> _EXERCISE_
Wherever an image appears in the records, exclude it, and reproduce everything else exactly.

[AVAILABLE DATA — start]

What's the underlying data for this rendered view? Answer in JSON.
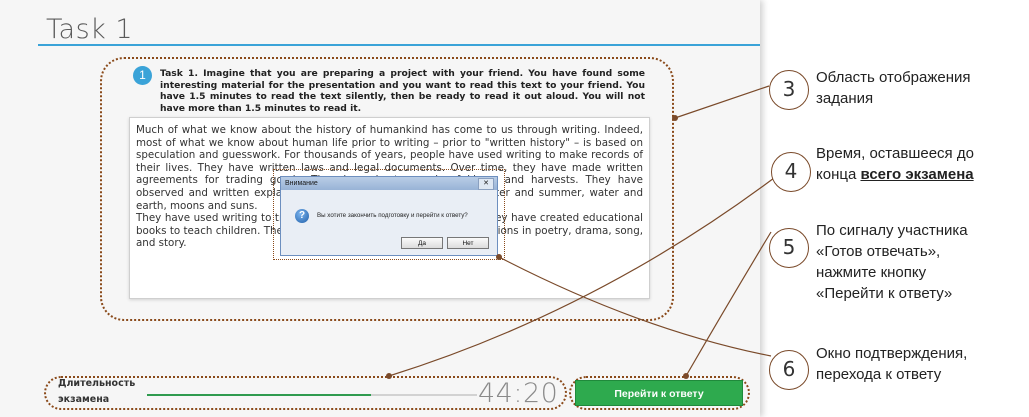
{
  "window": {
    "title": "Task 1",
    "top_strip_text": ""
  },
  "task": {
    "number": "1",
    "instruction": "Task 1. Imagine that you are preparing a project with your friend. You have found some interesting material for the presentation and you want to read this text to your friend. You have 1.5 minutes to read the text silently, then be ready to read it out aloud. You will not have more than 1.5 minutes to read it.",
    "paragraphs": [
      "Much of what we know about the history of humankind has come to us through writing. Indeed, most of what we know about human life prior to writing – prior to \"written history\" – is based on speculation and guesswork. For thousands of years, people have used writing to make records of their lives. They have written laws and legal documents. Over time, they have made written agreements for trading goods. They have kept records of kings, and harvests. They have observed and written explanations of the stars, day and night, winter and summer, water and earth, moons and suns.",
      "They have used writing to transmit their knowledge and religions. They have created educational books to teach children. They have expressed their feelings and emotions in poetry, drama, song, and story."
    ]
  },
  "dialog": {
    "title": "Внимание",
    "close": "✕",
    "icon": "question-icon",
    "message": "Вы хотите закончить подготовку и перейти к ответу?",
    "yes_label": "Да",
    "no_label": "Нет"
  },
  "footer": {
    "duration_label_1": "Длительность",
    "duration_label_2": "экзамена",
    "progress": 0.68,
    "timer": "44:20",
    "answer_button": "Перейти к ответу"
  },
  "callouts": [
    {
      "num": "3",
      "text_1": "Область отображения",
      "text_2": "задания"
    },
    {
      "num": "4",
      "text_1": "Время, оставшееся до",
      "text_2_prefix": "конца ",
      "text_2_bold": "всего экзамена"
    },
    {
      "num": "5",
      "text_1": "По сигналу участника",
      "text_2": "«Готов отвечать»,",
      "text_3": "нажмите кнопку",
      "text_4": "«Перейти к ответу»"
    },
    {
      "num": "6",
      "text_1": "Окно подтверждения,",
      "text_2": "перехода к ответу"
    }
  ],
  "colors": {
    "accent_blue": "#3aa3d8",
    "button_green": "#2eaa4e",
    "annotation_brown": "#8a4a1a"
  }
}
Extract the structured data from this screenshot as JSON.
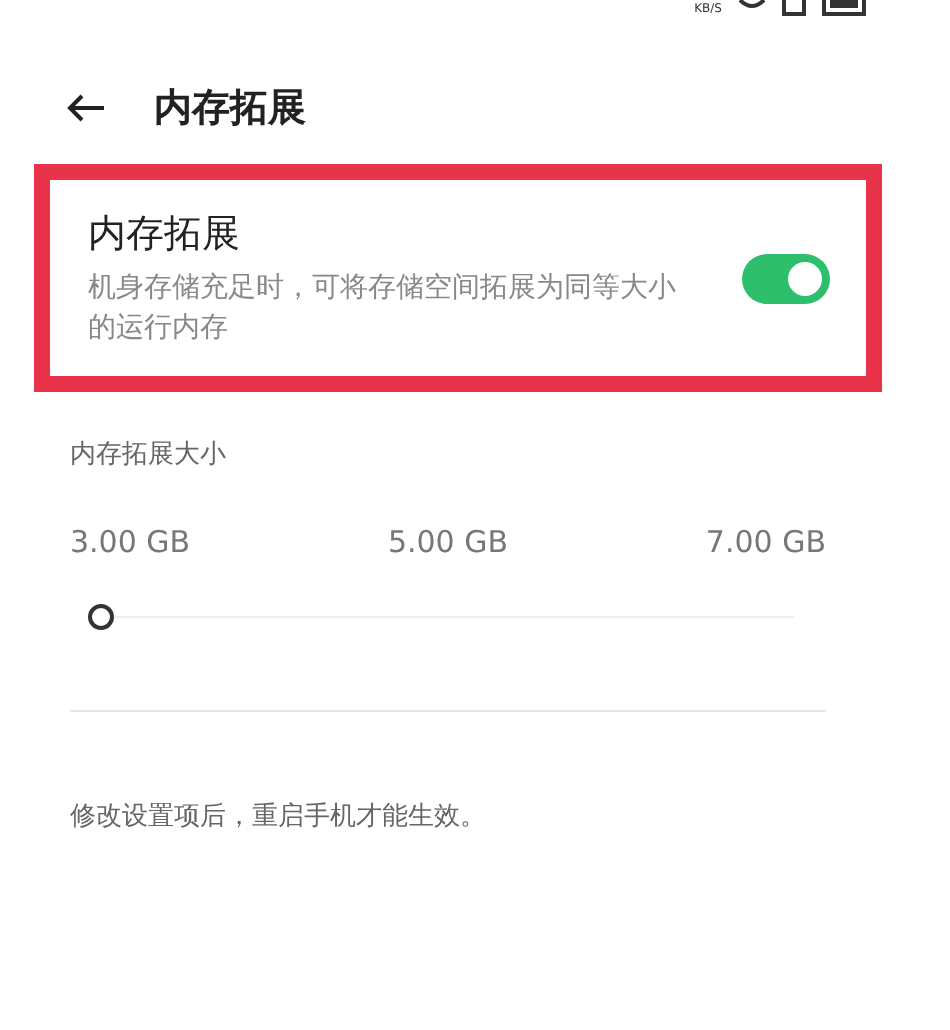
{
  "status_bar": {
    "speed_unit": "KB/S"
  },
  "header": {
    "title": "内存拓展"
  },
  "setting": {
    "title": "内存拓展",
    "description": "机身存储充足时，可将存储空间拓展为同等大小的运行内存",
    "on": true,
    "highlighted": true
  },
  "size_section": {
    "label": "内存拓展大小",
    "options": [
      "3.00 GB",
      "5.00 GB",
      "7.00 GB"
    ],
    "level": 0
  },
  "note": "修改设置项后，重启手机才能生效。"
}
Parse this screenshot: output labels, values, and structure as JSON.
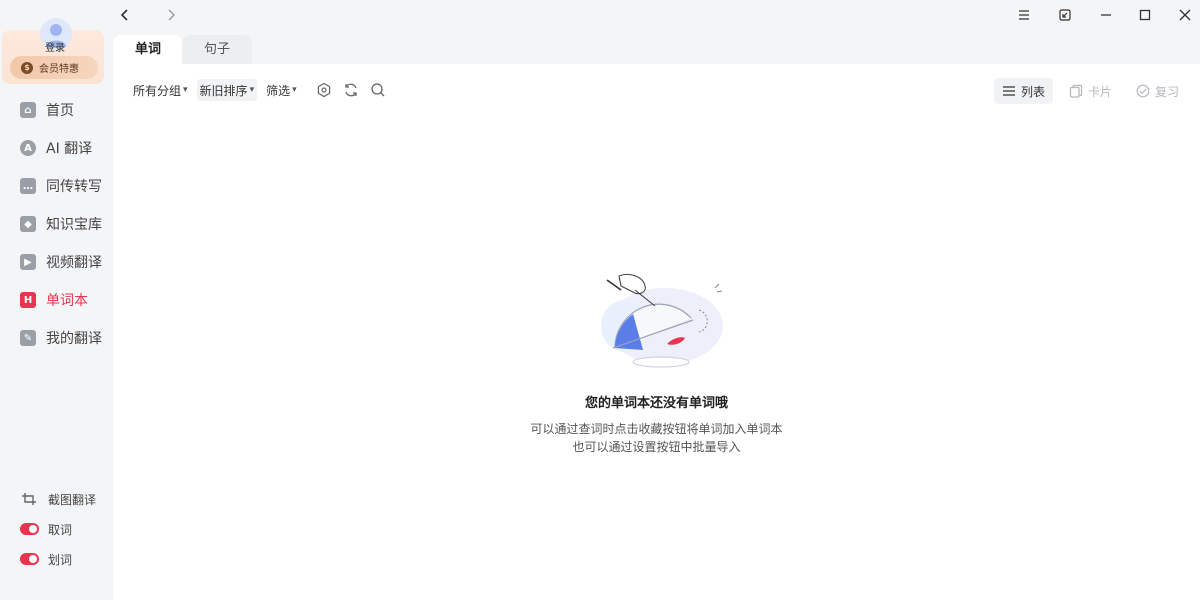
{
  "sidebar": {
    "login_label": "登录",
    "vip_label": "会员特惠",
    "nav": [
      {
        "label": "首页",
        "icon": "home-icon"
      },
      {
        "label": "AI 翻译",
        "icon": "ai-translate-icon"
      },
      {
        "label": "同传转写",
        "icon": "transcribe-icon"
      },
      {
        "label": "知识宝库",
        "icon": "knowledge-icon"
      },
      {
        "label": "视频翻译",
        "icon": "video-icon"
      },
      {
        "label": "单词本",
        "icon": "wordbook-icon"
      },
      {
        "label": "我的翻译",
        "icon": "my-translation-icon"
      }
    ],
    "active_nav": "单词本",
    "tools": [
      {
        "label": "截图翻译",
        "icon": "crop-icon"
      },
      {
        "label": "取词",
        "icon": "toggle-on-icon"
      },
      {
        "label": "划词",
        "icon": "toggle-on-icon"
      }
    ]
  },
  "tabs": [
    {
      "label": "单词",
      "active": true
    },
    {
      "label": "句子",
      "active": false
    }
  ],
  "toolbar": {
    "group_filter": "所有分组",
    "sort": "新旧排序",
    "filter": "筛选",
    "views": [
      {
        "label": "列表",
        "icon": "list-icon",
        "active": true
      },
      {
        "label": "卡片",
        "icon": "card-icon",
        "active": false
      },
      {
        "label": "复习",
        "icon": "check-circle-icon",
        "active": false
      }
    ]
  },
  "empty_state": {
    "title": "您的单词本还没有单词哦",
    "line1": "可以通过查词时点击收藏按钮将单词加入单词本",
    "line2": "也可以通过设置按钮中批量导入"
  },
  "colors": {
    "accent": "#e8344e",
    "sidebar_bg": "#f4f5f7",
    "panel_bg": "#ffffff"
  }
}
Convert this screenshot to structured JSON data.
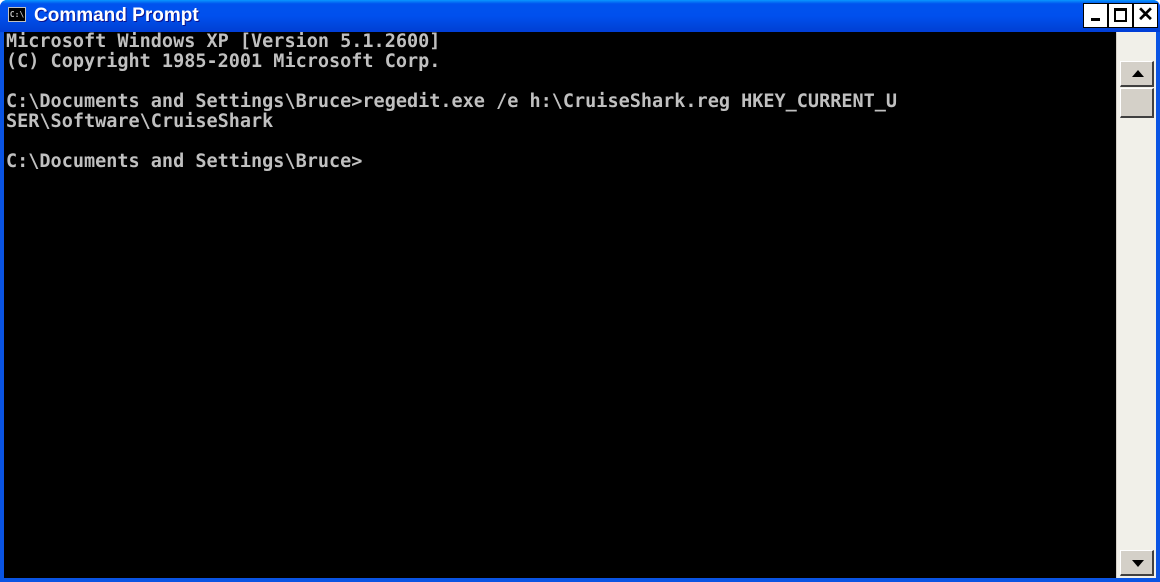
{
  "window": {
    "title": "Command Prompt",
    "icon_label": "C:\\",
    "icon": "console-icon",
    "controls": {
      "minimize": "minimize-icon",
      "maximize": "maximize-icon",
      "close": "close-icon",
      "close_glyph": "✕"
    }
  },
  "console": {
    "text": "Microsoft Windows XP [Version 5.1.2600]\n(C) Copyright 1985-2001 Microsoft Corp.\n\nC:\\Documents and Settings\\Bruce>regedit.exe /e h:\\CruiseShark.reg HKEY_CURRENT_U\nSER\\Software\\CruiseShark\n\nC:\\Documents and Settings\\Bruce>",
    "foreground": "#c0c0c0",
    "background": "#000000"
  },
  "scrollbar": {
    "up": "scroll-up-arrow-icon",
    "down": "scroll-down-arrow-icon"
  },
  "colors": {
    "titlebar": "#0053ee",
    "title_text": "#ffffff"
  }
}
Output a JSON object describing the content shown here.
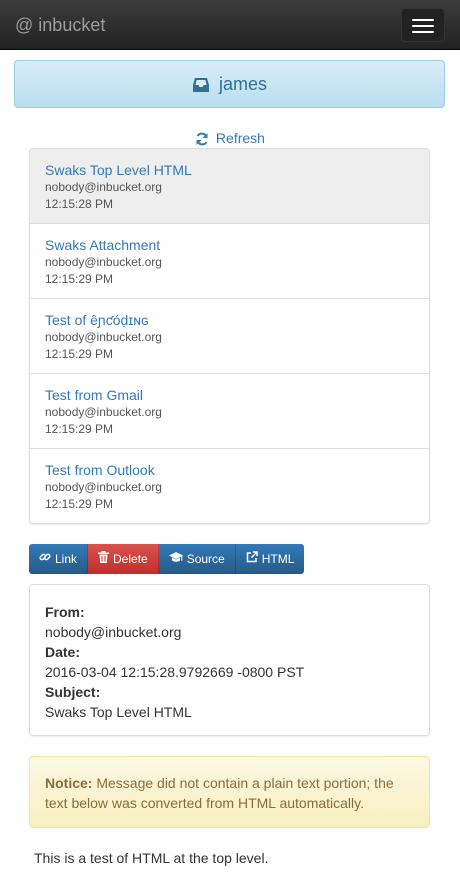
{
  "navbar": {
    "brand_at": "@",
    "brand_name": "inbucket",
    "toggle_icon": "hamburger-menu-icon"
  },
  "mailbox": {
    "icon": "inbox-icon",
    "name": "james"
  },
  "refresh": {
    "icon": "refresh-icon",
    "label": "Refresh"
  },
  "messages": [
    {
      "subject": "Swaks Top Level HTML",
      "from": "nobody@inbucket.org",
      "date": "12:15:28 PM",
      "selected": true
    },
    {
      "subject": "Swaks Attachment",
      "from": "nobody@inbucket.org",
      "date": "12:15:29 PM",
      "selected": false
    },
    {
      "subject": "Test of êɲƈóḍɪɴɢ",
      "from": "nobody@inbucket.org",
      "date": "12:15:29 PM",
      "selected": false
    },
    {
      "subject": "Test from Gmail",
      "from": "nobody@inbucket.org",
      "date": "12:15:29 PM",
      "selected": false
    },
    {
      "subject": "Test from Outlook",
      "from": "nobody@inbucket.org",
      "date": "12:15:29 PM",
      "selected": false
    }
  ],
  "actions": {
    "link_label": "Link",
    "delete_label": "Delete",
    "source_label": "Source",
    "html_label": "HTML"
  },
  "header": {
    "from_label": "From:",
    "from_value": "nobody@inbucket.org",
    "date_label": "Date:",
    "date_value": "2016-03-04 12:15:28.9792669 -0800 PST",
    "subject_label": "Subject:",
    "subject_value": "Swaks Top Level HTML"
  },
  "notice": {
    "label": "Notice:",
    "text": "Message did not contain a plain text portion; the text below was converted from HTML automatically."
  },
  "body_text": "This is a test of HTML at the top level.",
  "colors": {
    "accent": "#337ab7",
    "danger": "#d9534f",
    "info_bg": "#d9edf7",
    "warning_bg": "#fcf8e3"
  }
}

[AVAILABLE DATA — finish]

> _RESPONSE BELOW_
What's the underlying data for this rendered view? Answer in JSON.
{
  "window": {
    "title": "Task 1",
    "top_strip_text": ""
  },
  "task": {
    "number": "1",
    "instruction": "Task 1. Imagine that you are preparing a project with your friend. You have found some interesting material for the presentation and you want to read this text to your friend. You have 1.5 minutes to read the text silently, then be ready to read it out aloud. You will not have more than 1.5 minutes to read it.",
    "paragraphs": [
      "Much of what we know about the history of humankind has come to us through writing. Indeed, most of what we know about human life prior to writing – prior to \"written history\" – is based on speculation and guesswork. For thousands of years, people have used writing to make records of their lives. They have written laws and legal documents. Over time, they have made written agreements for trading goods. They have kept records of kings, and harvests. They have observed and written explanations of the stars, day and night, winter and summer, water and earth, moons and suns.",
      "They have used writing to transmit their knowledge and religions. They have created educational books to teach children. They have expressed their feelings and emotions in poetry, drama, song, and story."
    ]
  },
  "dialog": {
    "title": "Внимание",
    "close": "✕",
    "icon": "question-icon",
    "message": "Вы хотите закончить подготовку и перейти к ответу?",
    "yes_label": "Да",
    "no_label": "Нет"
  },
  "footer": {
    "duration_label_1": "Длительность",
    "duration_label_2": "экзамена",
    "progress": 0.68,
    "timer": "44:20",
    "answer_button": "Перейти к ответу"
  },
  "callouts": [
    {
      "num": "3",
      "text_1": "Область отображения",
      "text_2": "задания"
    },
    {
      "num": "4",
      "text_1": "Время, оставшееся до",
      "text_2_prefix": "конца ",
      "text_2_bold": "всего экзамена"
    },
    {
      "num": "5",
      "text_1": "По сигналу участника",
      "text_2": "«Готов отвечать»,",
      "text_3": "нажмите кнопку",
      "text_4": "«Перейти к ответу»"
    },
    {
      "num": "6",
      "text_1": "Окно подтверждения,",
      "text_2": "перехода к ответу"
    }
  ],
  "colors": {
    "accent_blue": "#3aa3d8",
    "button_green": "#2eaa4e",
    "annotation_brown": "#8a4a1a"
  }
}
Extract the structured data from this screenshot as JSON.
{
  "status_bar": {
    "speed_unit": "KB/S"
  },
  "header": {
    "title": "内存拓展"
  },
  "setting": {
    "title": "内存拓展",
    "description": "机身存储充足时，可将存储空间拓展为同等大小的运行内存",
    "on": true,
    "highlighted": true
  },
  "size_section": {
    "label": "内存拓展大小",
    "options": [
      "3.00 GB",
      "5.00 GB",
      "7.00 GB"
    ],
    "level": 0
  },
  "note": "修改设置项后，重启手机才能生效。"
}
Parse this screenshot: output labels, values, and structure as JSON.
{
  "sidebar": {
    "login_label": "登录",
    "vip_label": "会员特惠",
    "nav": [
      {
        "label": "首页",
        "icon": "home-icon"
      },
      {
        "label": "AI 翻译",
        "icon": "ai-translate-icon"
      },
      {
        "label": "同传转写",
        "icon": "transcribe-icon"
      },
      {
        "label": "知识宝库",
        "icon": "knowledge-icon"
      },
      {
        "label": "视频翻译",
        "icon": "video-icon"
      },
      {
        "label": "单词本",
        "icon": "wordbook-icon"
      },
      {
        "label": "我的翻译",
        "icon": "my-translation-icon"
      }
    ],
    "active_nav": "单词本",
    "tools": [
      {
        "label": "截图翻译",
        "icon": "crop-icon"
      },
      {
        "label": "取词",
        "icon": "toggle-on-icon"
      },
      {
        "label": "划词",
        "icon": "toggle-on-icon"
      }
    ]
  },
  "tabs": [
    {
      "label": "单词",
      "active": true
    },
    {
      "label": "句子",
      "active": false
    }
  ],
  "toolbar": {
    "group_filter": "所有分组",
    "sort": "新旧排序",
    "filter": "筛选",
    "views": [
      {
        "label": "列表",
        "icon": "list-icon",
        "active": true
      },
      {
        "label": "卡片",
        "icon": "card-icon",
        "active": false
      },
      {
        "label": "复习",
        "icon": "check-circle-icon",
        "active": false
      }
    ]
  },
  "empty_state": {
    "title": "您的单词本还没有单词哦",
    "line1": "可以通过查词时点击收藏按钮将单词加入单词本",
    "line2": "也可以通过设置按钮中批量导入"
  },
  "colors": {
    "accent": "#e8344e",
    "sidebar_bg": "#f4f5f7",
    "panel_bg": "#ffffff"
  }
}
Convert this screenshot to structured JSON data.
{
  "window": {
    "title": "Command Prompt",
    "icon_label": "C:\\",
    "icon": "console-icon",
    "controls": {
      "minimize": "minimize-icon",
      "maximize": "maximize-icon",
      "close": "close-icon",
      "close_glyph": "✕"
    }
  },
  "console": {
    "text": "Microsoft Windows XP [Version 5.1.2600]\n(C) Copyright 1985-2001 Microsoft Corp.\n\nC:\\Documents and Settings\\Bruce>regedit.exe /e h:\\CruiseShark.reg HKEY_CURRENT_U\nSER\\Software\\CruiseShark\n\nC:\\Documents and Settings\\Bruce>",
    "foreground": "#c0c0c0",
    "background": "#000000"
  },
  "scrollbar": {
    "up": "scroll-up-arrow-icon",
    "down": "scroll-down-arrow-icon"
  },
  "colors": {
    "titlebar": "#0053ee",
    "title_text": "#ffffff"
  }
}
Output a JSON object describing the content shown here.
{
  "navbar": {
    "brand_at": "@",
    "brand_name": "inbucket",
    "toggle_icon": "hamburger-menu-icon"
  },
  "mailbox": {
    "icon": "inbox-icon",
    "name": "james"
  },
  "refresh": {
    "icon": "refresh-icon",
    "label": "Refresh"
  },
  "messages": [
    {
      "subject": "Swaks Top Level HTML",
      "from": "nobody@inbucket.org",
      "date": "12:15:28 PM",
      "selected": true
    },
    {
      "subject": "Swaks Attachment",
      "from": "nobody@inbucket.org",
      "date": "12:15:29 PM",
      "selected": false
    },
    {
      "subject": "Test of êɲƈóḍɪɴɢ",
      "from": "nobody@inbucket.org",
      "date": "12:15:29 PM",
      "selected": false
    },
    {
      "subject": "Test from Gmail",
      "from": "nobody@inbucket.org",
      "date": "12:15:29 PM",
      "selected": false
    },
    {
      "subject": "Test from Outlook",
      "from": "nobody@inbucket.org",
      "date": "12:15:29 PM",
      "selected": false
    }
  ],
  "actions": {
    "link_label": "Link",
    "delete_label": "Delete",
    "source_label": "Source",
    "html_label": "HTML"
  },
  "header": {
    "from_label": "From:",
    "from_value": "nobody@inbucket.org",
    "date_label": "Date:",
    "date_value": "2016-03-04 12:15:28.9792669 -0800 PST",
    "subject_label": "Subject:",
    "subject_value": "Swaks Top Level HTML"
  },
  "notice": {
    "label": "Notice:",
    "text": "Message did not contain a plain text portion; the text below was converted from HTML automatically."
  },
  "body_text": "This is a test of HTML at the top level.",
  "colors": {
    "accent": "#337ab7",
    "danger": "#d9534f",
    "info_bg": "#d9edf7",
    "warning_bg": "#fcf8e3"
  }
}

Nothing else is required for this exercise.